World Soil Day: soils around the world are degrading, putting food production and available water at risk

Dec 5, 2023

95% of the food consumed globally comes from soil and water, according to the United Nations. In addition, soils are fundamental to human and ecosystem well-being because of their role in regulating water retention and availability, their ability to withstand extreme weather events or because they act as carbon sinks. But due to climate change and human activity, soils around the world are being eroded and degraded, threatening biodiversity, soil health and fertility, as well as the quality and quantity of available water that depends on them. That is why, since 2014, the United Nations has been celebrating World Soil Day every 5th of December. In 2023, this international day focuses on the importance and relationship between soil and water for sustainable and resilient agri-food systems.

Agrotecnio has been researching this problem for years. The Agronomy and Environment group, led by the centre’s researcher and professor at the University of Lleida (UdL) Carlos Cantero Martínez, has several specific projects. One of them is the SintMed project, funded by the State Research Agency from September 2022 to August 2026, which uses an agronomic strategy of “sustainable intensification” in extensive crops to evaluate crop production systems in the Mediterranean climate to promote yields while protecting the quality of air, soil and water. SintMed is a project coordinated by the Aula Dei Experimental Station (CSIC) in which Agrotecnio and the UdL focus on diversified rotation of irrigated winter crops and cover crops in summer in combination with different soil management systems. To achieve this model of “sustainable intensification”, measurements are taken on crop yields and water use efficiency, but also on pollen quality, microbial activity or carbon and nitrogen dynamics in the soil.

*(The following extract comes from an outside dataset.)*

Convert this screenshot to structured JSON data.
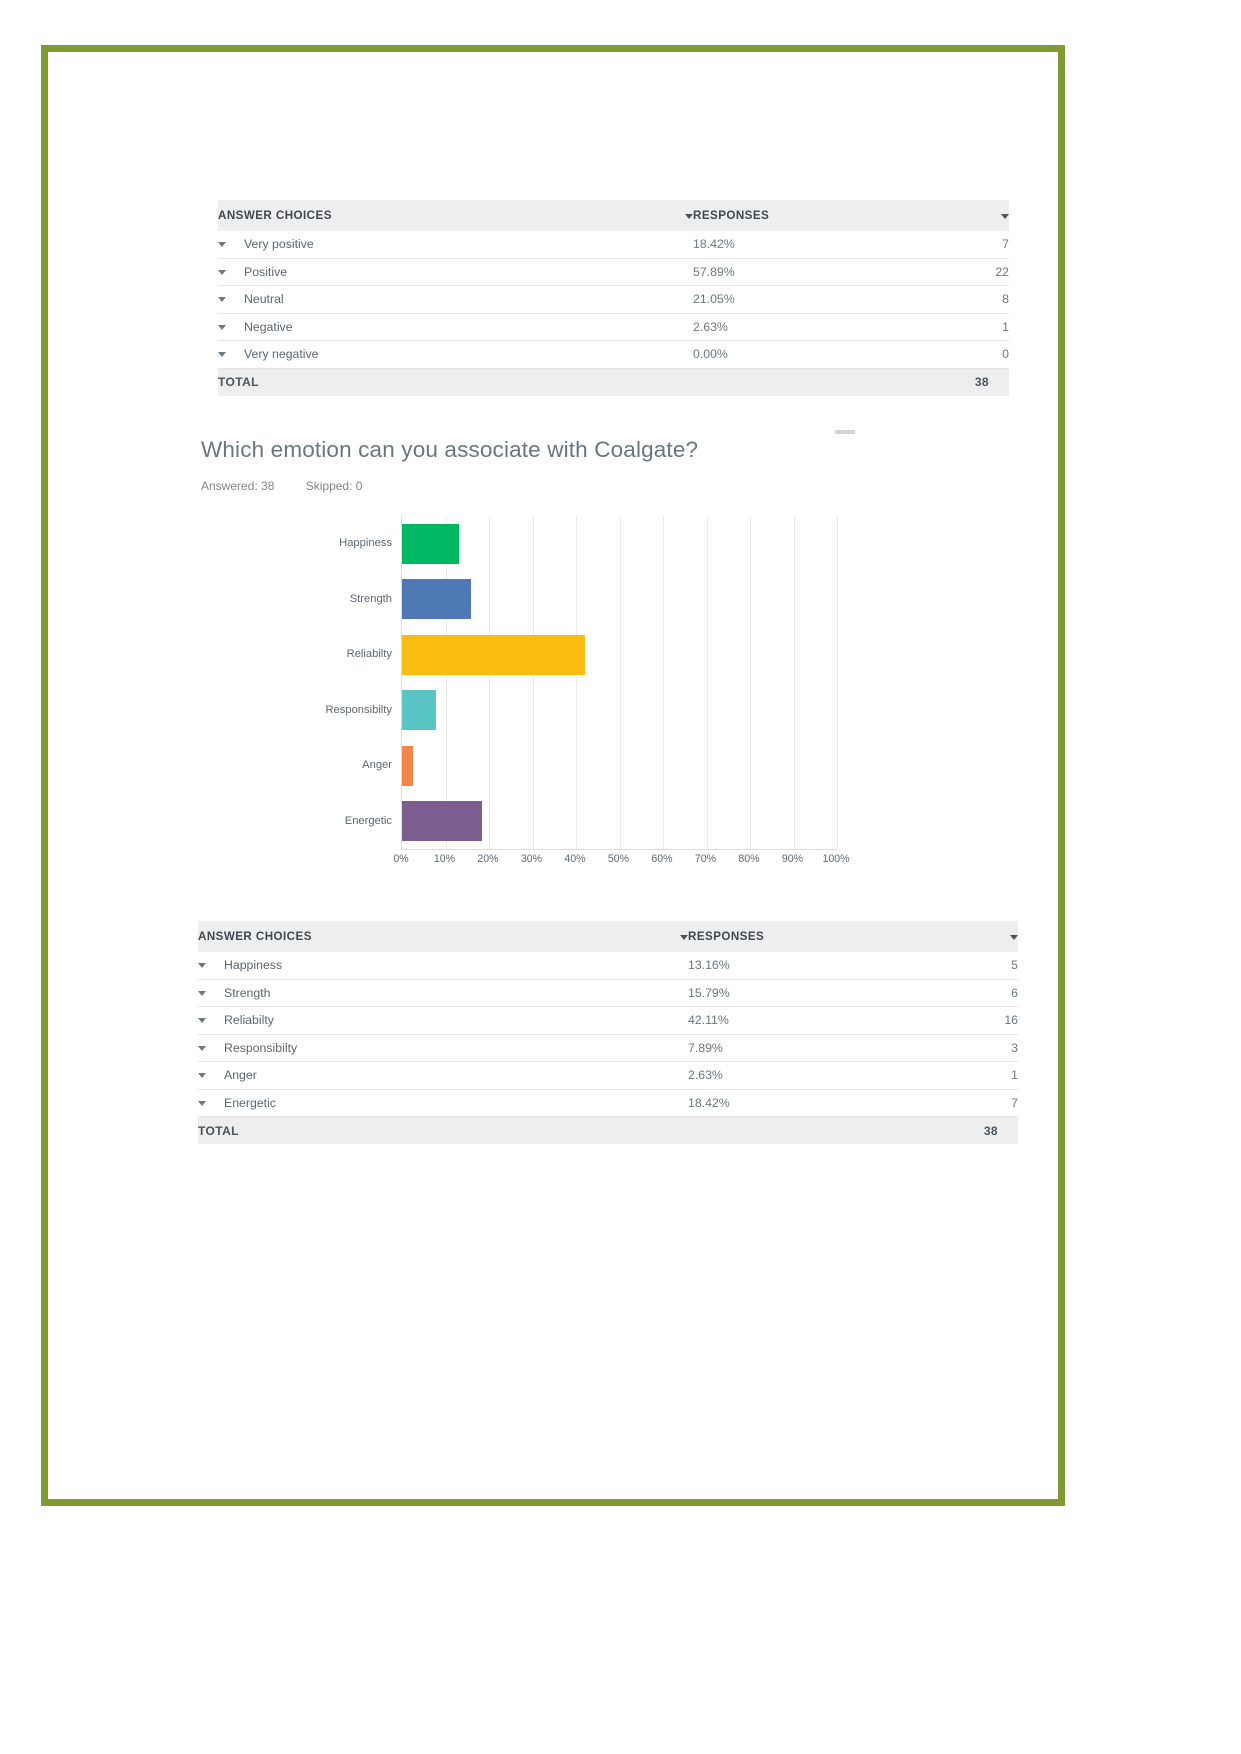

Agrotecnio’s Environmental Physical Chemistry group, led by UdL professors Jaume Puy and Josep Galceran, also studies the state of soils as part of a project funded by the Catalan government’s Department of Climate Action, Agriculture and Rural Agenda and other sources. In this group, the quality of water and soils is analysed in relation to the presence of key substances (such as zinc, phosphorus or cobalt) and samples are taken (for example, in the river Segre) with the aim of monitoring their behaviour in natural waters and soils. At the 2023 DGT congress in Paris, the group presented contributions on the assessment of phosphorus in agricultural soils through passive samplers. This is relevant for a more rational application of fertilisers, avoiding both unnecessary consumption and harmful effects of excesses on the environment.

Soil is a finite and non-renewable resource. Today, 33% of land is moderately or highly degraded due to erosion, salinisation, compaction, acidification or soil contamination. According to the FAO, world population growth will lead to a 60% increase in demand for food, feed and fibre by 2050, despite the fact that there is little scope for expansion of agricultural land. Sustainable management of agricultural soils and sustainable production are therefore essential to reverse the trend and ensure food security.